== Your instructions ==
Report every line of the records below that includes the string "play".

== Supplied data ==
§

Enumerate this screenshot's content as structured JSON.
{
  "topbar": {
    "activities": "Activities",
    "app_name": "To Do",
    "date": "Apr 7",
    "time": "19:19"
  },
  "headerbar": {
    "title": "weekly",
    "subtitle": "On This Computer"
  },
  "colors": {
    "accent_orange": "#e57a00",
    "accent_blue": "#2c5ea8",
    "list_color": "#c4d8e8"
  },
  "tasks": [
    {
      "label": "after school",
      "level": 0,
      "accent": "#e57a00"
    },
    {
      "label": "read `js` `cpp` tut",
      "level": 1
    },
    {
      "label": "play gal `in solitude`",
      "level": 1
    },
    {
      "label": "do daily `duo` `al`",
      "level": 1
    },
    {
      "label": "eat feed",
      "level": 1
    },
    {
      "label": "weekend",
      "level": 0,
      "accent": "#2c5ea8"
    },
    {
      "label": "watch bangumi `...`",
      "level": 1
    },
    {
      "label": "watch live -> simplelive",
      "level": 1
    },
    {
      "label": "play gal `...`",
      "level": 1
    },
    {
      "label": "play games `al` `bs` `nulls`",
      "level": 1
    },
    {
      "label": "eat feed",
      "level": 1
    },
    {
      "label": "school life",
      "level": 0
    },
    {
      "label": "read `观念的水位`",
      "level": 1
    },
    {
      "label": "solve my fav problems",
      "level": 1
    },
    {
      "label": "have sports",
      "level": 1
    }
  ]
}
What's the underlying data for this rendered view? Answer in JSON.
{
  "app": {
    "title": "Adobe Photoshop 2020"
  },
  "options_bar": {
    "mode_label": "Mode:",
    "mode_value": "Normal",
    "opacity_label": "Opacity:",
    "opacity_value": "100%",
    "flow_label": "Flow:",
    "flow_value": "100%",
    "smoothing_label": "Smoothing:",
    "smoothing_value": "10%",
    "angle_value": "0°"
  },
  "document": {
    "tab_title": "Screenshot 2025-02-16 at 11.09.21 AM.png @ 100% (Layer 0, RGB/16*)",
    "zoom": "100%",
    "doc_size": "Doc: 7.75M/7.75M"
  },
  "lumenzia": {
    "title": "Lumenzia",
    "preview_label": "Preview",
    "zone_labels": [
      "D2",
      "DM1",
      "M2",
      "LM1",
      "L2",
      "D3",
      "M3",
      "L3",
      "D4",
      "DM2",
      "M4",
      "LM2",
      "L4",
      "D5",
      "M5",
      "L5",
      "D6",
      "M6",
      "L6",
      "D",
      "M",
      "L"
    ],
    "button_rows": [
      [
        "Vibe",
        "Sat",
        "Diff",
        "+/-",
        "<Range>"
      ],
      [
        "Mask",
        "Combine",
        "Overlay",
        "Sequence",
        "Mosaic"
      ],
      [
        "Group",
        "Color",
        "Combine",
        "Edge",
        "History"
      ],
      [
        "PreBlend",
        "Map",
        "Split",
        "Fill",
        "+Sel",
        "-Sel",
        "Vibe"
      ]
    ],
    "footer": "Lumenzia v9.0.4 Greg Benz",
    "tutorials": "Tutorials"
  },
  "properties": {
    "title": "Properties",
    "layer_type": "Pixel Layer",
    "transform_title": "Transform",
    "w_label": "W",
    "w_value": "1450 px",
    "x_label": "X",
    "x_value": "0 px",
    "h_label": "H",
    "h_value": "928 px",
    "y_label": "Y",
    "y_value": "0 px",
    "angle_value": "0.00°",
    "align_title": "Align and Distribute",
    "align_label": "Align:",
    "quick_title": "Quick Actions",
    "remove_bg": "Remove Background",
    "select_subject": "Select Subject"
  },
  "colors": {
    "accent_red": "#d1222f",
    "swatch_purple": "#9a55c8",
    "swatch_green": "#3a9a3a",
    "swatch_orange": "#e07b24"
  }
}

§

== Answer space ==
      "label": "play gal `in solitude`",
      "label": "play gal `...`",
      "label": "play games `al` `bs` `nulls`",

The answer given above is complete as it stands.